TASK BRIEF ->
Using the listing below, copy every line that mentions "AutoFormat".

[Opening DATA section]

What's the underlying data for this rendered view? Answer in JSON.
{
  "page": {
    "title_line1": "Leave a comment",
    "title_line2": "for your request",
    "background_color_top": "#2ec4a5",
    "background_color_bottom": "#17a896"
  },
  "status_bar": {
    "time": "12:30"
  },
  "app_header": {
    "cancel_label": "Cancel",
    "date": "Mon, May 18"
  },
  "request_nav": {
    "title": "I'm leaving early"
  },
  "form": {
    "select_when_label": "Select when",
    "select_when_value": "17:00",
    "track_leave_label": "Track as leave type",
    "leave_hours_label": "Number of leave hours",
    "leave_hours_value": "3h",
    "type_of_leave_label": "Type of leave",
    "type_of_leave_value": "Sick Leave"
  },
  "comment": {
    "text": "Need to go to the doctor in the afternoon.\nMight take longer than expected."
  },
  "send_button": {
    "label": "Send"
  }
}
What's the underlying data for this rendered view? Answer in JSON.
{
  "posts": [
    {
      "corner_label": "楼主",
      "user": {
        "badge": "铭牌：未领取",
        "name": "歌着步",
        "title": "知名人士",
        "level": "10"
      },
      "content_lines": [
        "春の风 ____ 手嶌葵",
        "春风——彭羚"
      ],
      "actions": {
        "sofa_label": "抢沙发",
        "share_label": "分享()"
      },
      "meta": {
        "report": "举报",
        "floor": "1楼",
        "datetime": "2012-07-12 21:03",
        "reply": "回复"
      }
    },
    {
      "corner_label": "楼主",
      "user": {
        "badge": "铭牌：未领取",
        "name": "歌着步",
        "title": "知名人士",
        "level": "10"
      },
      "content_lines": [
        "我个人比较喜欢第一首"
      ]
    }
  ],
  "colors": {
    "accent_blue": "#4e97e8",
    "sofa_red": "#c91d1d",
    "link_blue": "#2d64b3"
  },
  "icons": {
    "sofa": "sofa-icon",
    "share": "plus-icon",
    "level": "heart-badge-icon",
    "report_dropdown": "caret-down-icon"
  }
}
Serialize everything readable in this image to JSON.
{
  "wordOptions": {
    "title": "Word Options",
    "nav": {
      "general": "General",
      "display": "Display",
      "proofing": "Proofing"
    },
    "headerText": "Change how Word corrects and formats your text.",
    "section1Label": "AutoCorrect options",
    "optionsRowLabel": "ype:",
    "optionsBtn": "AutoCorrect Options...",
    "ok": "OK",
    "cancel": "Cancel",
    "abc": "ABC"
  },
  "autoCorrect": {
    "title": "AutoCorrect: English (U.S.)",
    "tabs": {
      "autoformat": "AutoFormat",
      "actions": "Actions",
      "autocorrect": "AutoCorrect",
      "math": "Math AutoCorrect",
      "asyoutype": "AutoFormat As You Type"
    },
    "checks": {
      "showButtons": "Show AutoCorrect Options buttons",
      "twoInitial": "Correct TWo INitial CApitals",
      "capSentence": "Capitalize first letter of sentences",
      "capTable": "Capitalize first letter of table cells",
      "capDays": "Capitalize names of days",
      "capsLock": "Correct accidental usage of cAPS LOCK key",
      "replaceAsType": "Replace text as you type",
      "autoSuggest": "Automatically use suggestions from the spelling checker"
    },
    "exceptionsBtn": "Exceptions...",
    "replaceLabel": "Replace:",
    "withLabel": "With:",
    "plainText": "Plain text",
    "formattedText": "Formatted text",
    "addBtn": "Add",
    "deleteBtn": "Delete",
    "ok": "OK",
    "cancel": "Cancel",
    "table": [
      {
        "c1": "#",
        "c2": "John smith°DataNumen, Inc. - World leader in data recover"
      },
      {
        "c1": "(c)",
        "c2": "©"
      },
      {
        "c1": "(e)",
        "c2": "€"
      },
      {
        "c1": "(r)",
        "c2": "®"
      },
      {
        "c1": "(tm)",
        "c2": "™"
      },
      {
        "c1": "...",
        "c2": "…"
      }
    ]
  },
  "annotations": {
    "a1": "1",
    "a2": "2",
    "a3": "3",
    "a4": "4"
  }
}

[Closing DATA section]

REPLY ->
      "autoformat": "AutoFormat",
      "asyoutype": "AutoFormat As You Type"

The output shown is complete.